## Extracted information:
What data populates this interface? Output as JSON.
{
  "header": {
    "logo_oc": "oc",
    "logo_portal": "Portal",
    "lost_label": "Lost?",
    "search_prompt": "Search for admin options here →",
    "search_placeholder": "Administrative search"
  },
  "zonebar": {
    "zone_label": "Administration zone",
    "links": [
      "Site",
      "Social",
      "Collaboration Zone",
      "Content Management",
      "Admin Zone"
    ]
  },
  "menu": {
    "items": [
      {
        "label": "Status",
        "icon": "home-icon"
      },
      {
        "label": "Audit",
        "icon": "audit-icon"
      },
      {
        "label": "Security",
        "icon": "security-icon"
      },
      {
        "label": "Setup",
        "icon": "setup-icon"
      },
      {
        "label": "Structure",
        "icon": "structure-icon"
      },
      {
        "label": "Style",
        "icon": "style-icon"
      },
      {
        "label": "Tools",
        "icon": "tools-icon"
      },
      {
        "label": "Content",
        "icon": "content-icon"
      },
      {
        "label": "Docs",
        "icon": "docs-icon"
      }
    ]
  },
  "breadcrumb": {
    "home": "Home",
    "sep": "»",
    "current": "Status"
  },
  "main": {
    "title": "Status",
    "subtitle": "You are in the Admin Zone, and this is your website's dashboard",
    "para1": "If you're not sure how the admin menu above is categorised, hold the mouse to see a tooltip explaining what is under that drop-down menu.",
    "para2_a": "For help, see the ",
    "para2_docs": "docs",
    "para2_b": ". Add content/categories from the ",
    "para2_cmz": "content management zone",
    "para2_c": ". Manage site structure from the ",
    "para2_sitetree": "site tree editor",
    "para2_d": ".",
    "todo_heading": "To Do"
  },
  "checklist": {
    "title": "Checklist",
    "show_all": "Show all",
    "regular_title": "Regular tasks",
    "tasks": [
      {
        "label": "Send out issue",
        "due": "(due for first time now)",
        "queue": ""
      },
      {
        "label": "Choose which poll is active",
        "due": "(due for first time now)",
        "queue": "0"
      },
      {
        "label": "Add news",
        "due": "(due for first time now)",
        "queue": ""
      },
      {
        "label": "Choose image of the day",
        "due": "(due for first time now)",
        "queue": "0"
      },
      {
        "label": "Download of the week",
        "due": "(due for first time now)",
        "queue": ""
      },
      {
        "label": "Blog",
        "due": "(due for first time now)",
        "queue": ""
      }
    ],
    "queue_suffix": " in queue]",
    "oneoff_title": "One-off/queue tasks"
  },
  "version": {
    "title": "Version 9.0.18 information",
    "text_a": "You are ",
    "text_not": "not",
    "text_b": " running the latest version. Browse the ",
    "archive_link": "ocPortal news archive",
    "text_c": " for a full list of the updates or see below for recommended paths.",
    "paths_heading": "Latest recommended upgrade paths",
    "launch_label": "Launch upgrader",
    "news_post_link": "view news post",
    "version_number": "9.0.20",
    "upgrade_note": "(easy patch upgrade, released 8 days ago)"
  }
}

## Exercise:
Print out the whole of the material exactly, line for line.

## Response:
What data populates this interface? Output as JSON.
{
  "header": {
    "logo_oc": "oc",
    "logo_portal": "Portal",
    "lost_label": "Lost?",
    "search_prompt": "Search for admin options here →",
    "search_placeholder": "Administrative search"
  },
  "zonebar": {
    "zone_label": "Administration zone",
    "links": [
      "Site",
      "Social",
      "Collaboration Zone",
      "Content Management",
      "Admin Zone"
    ]
  },
  "menu": {
    "items": [
      {
        "label": "Status",
        "icon": "home-icon"
      },
      {
        "label": "Audit",
        "icon": "audit-icon"
      },
      {
        "label": "Security",
        "icon": "security-icon"
      },
      {
        "label": "Setup",
        "icon": "setup-icon"
      },
      {
        "label": "Structure",
        "icon": "structure-icon"
      },
      {
        "label": "Style",
        "icon": "style-icon"
      },
      {
        "label": "Tools",
        "icon": "tools-icon"
      },
      {
        "label": "Content",
        "icon": "content-icon"
      },
      {
        "label": "Docs",
        "icon": "docs-icon"
      }
    ]
  },
  "breadcrumb": {
    "home": "Home",
    "sep": "»",
    "current": "Status"
  },
  "main": {
    "title": "Status",
    "subtitle": "You are in the Admin Zone, and this is your website's dashboard",
    "para1": "If you're not sure how the admin menu above is categorised, hold the mouse to see a tooltip explaining what is under that drop-down menu.",
    "para2_a": "For help, see the ",
    "para2_docs": "docs",
    "para2_b": ". Add content/categories from the ",
    "para2_cmz": "content management zone",
    "para2_c": ". Manage site structure from the ",
    "para2_sitetree": "site tree editor",
    "para2_d": ".",
    "todo_heading": "To Do"
  },
  "checklist": {
    "title": "Checklist",
    "show_all": "Show all",
    "regular_title": "Regular tasks",
    "tasks": [
      {
        "label": "Send out issue",
        "due": "(due for first time now)",
        "queue": ""
      },
      {
        "label": "Choose which poll is active",
        "due": "(due for first time now)",
        "queue": "0"
      },
      {
        "label": "Add news",
        "due": "(due for first time now)",
        "queue": ""
      },
      {
        "label": "Choose image of the day",
        "due": "(due for first time now)",
        "queue": "0"
      },
      {
        "label": "Download of the week",
        "due": "(due for first time now)",
        "queue": ""
      },
      {
        "label": "Blog",
        "due": "(due for first time now)",
        "queue": ""
      }
    ],
    "queue_suffix": " in queue]",
    "oneoff_title": "One-off/queue tasks"
  },
  "version": {
    "title": "Version 9.0.18 information",
    "text_a": "You are ",
    "text_not": "not",
    "text_b": " running the latest version. Browse the ",
    "archive_link": "ocPortal news archive",
    "text_c": " for a full list of the updates or see below for recommended paths.",
    "paths_heading": "Latest recommended upgrade paths",
    "launch_label": "Launch upgrader",
    "news_post_link": "view news post",
    "version_number": "9.0.20",
    "upgrade_note": "(easy patch upgrade, released 8 days ago)"
  }
}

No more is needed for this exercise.